* **Directions for this task**: Which lines of the records contain the word "mode"? Show each of them.

* **Saved entries**:
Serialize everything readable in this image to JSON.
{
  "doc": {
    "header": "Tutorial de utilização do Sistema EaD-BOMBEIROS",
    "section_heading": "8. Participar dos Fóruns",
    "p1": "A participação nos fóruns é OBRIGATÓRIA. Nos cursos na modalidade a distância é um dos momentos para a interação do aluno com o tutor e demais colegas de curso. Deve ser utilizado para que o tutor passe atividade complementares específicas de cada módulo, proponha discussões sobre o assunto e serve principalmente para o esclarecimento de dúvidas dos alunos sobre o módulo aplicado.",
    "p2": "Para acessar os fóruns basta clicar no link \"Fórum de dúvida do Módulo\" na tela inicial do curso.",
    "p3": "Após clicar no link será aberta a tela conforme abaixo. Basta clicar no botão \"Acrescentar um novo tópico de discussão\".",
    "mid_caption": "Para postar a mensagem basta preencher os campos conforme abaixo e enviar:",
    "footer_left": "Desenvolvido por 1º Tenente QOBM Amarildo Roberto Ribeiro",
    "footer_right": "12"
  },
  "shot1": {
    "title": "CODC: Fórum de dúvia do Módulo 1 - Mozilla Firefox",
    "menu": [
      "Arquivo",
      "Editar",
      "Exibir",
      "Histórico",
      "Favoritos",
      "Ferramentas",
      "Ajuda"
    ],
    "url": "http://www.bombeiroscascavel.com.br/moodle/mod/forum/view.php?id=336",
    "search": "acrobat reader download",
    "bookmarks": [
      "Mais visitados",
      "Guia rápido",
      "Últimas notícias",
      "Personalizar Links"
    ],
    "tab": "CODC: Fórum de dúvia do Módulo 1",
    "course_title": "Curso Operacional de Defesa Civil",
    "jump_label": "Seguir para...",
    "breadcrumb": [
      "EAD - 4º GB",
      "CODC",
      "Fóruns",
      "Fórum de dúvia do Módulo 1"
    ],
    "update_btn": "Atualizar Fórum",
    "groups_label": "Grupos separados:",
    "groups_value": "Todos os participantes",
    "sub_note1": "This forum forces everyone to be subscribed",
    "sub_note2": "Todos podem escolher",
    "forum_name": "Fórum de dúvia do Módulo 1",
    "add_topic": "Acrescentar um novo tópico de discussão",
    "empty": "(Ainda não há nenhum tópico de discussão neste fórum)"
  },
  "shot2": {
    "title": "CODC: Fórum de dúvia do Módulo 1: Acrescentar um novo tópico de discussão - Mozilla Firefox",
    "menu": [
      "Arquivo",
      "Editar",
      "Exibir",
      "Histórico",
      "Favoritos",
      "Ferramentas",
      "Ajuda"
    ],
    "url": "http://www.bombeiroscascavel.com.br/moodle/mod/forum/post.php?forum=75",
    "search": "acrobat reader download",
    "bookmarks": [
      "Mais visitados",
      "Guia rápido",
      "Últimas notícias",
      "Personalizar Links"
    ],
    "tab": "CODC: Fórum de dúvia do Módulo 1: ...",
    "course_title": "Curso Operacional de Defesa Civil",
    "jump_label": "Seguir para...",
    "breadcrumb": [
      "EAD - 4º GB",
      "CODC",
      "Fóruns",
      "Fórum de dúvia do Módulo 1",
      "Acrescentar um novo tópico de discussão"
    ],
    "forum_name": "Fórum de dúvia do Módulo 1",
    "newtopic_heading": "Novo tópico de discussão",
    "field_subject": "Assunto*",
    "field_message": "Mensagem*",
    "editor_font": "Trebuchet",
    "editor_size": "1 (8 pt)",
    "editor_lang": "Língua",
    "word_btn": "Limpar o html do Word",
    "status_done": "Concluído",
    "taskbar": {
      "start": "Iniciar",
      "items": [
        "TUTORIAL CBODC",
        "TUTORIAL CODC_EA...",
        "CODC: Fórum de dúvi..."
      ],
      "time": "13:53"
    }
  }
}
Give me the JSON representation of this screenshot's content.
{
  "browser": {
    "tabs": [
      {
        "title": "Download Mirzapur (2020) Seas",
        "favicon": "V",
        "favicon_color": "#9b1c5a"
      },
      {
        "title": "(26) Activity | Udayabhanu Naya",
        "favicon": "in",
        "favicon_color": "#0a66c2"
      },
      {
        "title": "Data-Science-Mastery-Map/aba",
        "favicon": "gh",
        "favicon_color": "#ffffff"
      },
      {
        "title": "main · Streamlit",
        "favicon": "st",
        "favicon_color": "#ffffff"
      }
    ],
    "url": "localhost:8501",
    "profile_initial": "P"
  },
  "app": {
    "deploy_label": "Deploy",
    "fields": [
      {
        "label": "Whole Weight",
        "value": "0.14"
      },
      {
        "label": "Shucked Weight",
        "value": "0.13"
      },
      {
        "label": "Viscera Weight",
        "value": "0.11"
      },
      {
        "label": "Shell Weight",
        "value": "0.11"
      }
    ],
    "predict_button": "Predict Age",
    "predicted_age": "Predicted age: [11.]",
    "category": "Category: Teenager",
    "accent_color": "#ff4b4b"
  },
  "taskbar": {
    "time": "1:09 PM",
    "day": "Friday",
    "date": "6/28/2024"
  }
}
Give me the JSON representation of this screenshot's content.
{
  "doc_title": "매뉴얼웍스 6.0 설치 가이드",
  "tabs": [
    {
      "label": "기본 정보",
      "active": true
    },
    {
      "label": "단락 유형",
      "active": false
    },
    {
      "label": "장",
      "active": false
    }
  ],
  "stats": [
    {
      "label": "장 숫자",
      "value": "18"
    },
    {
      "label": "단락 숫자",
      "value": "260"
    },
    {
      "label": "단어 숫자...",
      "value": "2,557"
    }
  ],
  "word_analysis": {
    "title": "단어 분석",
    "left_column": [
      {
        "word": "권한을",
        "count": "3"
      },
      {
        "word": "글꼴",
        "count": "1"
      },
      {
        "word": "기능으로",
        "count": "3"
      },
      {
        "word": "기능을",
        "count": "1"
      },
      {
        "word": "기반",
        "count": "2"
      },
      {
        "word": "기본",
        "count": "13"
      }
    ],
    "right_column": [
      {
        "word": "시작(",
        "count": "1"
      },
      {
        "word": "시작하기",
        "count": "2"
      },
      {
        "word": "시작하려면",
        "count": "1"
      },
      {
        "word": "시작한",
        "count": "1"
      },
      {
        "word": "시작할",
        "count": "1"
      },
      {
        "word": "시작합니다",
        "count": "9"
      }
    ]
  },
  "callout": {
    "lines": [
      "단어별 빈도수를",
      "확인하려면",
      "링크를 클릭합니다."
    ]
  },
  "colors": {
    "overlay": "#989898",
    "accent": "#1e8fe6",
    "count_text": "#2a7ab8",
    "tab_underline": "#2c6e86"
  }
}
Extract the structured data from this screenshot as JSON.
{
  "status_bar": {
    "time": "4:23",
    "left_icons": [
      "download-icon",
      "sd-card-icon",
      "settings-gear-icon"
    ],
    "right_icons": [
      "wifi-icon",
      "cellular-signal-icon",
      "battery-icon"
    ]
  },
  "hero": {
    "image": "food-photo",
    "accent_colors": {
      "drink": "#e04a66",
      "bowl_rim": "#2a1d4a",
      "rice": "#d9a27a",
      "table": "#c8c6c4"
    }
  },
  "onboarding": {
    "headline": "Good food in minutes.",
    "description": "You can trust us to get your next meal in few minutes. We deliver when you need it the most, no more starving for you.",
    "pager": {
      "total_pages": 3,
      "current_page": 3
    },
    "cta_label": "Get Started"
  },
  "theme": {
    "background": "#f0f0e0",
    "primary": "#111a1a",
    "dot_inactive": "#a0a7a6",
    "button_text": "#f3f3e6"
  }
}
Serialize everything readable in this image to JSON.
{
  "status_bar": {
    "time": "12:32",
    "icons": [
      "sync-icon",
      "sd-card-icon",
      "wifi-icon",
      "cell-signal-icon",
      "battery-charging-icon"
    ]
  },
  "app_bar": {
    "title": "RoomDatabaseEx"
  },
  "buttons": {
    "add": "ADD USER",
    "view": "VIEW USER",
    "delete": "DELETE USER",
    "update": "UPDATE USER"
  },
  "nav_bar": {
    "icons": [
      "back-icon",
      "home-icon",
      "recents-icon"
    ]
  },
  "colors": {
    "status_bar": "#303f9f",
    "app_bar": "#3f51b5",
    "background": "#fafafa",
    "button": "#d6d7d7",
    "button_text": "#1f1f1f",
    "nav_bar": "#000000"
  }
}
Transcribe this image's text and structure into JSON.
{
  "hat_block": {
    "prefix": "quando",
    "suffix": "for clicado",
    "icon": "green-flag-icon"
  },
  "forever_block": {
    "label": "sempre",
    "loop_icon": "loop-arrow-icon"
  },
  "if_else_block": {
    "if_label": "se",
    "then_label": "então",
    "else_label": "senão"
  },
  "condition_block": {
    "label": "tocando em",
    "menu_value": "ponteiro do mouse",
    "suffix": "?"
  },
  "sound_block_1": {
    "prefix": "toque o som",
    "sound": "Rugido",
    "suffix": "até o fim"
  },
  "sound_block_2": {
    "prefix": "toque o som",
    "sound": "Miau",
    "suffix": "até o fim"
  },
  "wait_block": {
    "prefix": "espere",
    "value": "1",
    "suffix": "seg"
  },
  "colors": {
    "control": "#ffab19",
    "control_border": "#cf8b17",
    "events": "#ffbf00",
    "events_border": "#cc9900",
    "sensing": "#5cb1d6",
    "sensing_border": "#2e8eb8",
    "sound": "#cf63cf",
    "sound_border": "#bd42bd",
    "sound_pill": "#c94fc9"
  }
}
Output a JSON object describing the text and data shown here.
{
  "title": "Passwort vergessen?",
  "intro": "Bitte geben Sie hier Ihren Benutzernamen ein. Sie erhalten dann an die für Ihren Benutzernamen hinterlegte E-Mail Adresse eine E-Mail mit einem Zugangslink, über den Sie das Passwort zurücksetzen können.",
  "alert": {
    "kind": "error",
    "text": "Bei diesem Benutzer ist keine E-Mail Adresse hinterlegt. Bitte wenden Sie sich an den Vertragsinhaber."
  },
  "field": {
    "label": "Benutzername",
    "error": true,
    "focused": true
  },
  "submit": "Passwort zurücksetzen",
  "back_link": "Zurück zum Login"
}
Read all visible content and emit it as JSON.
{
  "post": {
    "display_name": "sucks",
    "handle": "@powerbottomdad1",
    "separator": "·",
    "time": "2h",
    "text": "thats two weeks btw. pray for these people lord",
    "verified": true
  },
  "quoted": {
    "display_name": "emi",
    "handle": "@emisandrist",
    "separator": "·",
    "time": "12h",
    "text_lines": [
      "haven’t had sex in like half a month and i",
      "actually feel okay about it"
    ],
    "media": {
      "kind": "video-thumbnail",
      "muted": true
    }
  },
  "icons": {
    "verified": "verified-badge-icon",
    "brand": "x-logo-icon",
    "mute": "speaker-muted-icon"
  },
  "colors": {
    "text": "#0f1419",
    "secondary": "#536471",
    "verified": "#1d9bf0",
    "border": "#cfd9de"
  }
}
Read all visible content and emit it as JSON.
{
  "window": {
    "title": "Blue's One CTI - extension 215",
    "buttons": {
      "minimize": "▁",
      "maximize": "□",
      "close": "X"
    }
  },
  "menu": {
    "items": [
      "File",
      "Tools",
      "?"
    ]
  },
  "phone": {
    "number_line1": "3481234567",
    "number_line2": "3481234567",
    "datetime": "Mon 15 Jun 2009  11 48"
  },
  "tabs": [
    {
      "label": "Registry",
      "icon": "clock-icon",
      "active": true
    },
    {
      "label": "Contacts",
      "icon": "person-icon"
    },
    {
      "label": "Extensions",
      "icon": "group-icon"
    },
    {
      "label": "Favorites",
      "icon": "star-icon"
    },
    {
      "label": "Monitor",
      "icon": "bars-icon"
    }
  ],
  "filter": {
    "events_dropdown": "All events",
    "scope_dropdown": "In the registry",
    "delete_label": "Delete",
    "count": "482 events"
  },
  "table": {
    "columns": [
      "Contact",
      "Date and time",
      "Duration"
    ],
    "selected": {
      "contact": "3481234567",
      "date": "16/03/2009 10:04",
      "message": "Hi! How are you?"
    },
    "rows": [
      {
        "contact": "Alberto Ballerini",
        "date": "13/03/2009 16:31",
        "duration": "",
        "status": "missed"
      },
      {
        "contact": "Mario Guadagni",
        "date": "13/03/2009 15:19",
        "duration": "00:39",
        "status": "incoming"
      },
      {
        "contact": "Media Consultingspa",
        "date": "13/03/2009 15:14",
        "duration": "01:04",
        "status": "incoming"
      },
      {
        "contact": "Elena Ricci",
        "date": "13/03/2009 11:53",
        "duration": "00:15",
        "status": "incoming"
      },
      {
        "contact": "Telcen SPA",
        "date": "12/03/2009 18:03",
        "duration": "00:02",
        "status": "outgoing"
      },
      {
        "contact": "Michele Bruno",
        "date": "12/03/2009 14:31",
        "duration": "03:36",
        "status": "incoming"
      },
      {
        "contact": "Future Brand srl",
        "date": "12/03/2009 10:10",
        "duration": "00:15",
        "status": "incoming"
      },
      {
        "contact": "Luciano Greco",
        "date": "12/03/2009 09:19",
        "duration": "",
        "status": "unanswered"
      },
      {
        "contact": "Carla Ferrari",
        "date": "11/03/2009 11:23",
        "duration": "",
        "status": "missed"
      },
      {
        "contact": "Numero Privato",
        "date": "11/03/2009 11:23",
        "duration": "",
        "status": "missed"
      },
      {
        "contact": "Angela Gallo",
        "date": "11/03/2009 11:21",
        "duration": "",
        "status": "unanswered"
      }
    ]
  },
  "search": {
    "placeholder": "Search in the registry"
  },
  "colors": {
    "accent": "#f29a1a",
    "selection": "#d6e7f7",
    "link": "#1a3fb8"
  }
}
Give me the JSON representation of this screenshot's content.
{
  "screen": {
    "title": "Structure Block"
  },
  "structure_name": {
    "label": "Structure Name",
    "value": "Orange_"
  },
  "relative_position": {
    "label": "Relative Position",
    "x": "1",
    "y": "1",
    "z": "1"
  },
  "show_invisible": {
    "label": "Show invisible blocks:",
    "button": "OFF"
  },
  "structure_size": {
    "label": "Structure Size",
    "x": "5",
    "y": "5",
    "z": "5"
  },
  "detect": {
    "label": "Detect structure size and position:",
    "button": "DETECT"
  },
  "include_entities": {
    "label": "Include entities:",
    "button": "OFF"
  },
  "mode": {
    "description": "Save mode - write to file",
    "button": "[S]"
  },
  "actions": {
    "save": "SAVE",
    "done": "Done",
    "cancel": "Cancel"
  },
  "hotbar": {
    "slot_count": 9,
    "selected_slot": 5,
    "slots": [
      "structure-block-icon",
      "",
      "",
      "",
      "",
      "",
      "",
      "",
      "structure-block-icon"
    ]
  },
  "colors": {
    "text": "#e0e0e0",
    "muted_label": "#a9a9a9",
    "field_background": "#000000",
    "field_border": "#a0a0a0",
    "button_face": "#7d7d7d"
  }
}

* **Answer area**:
  "mode": {
    "description": "Save mode - write to file",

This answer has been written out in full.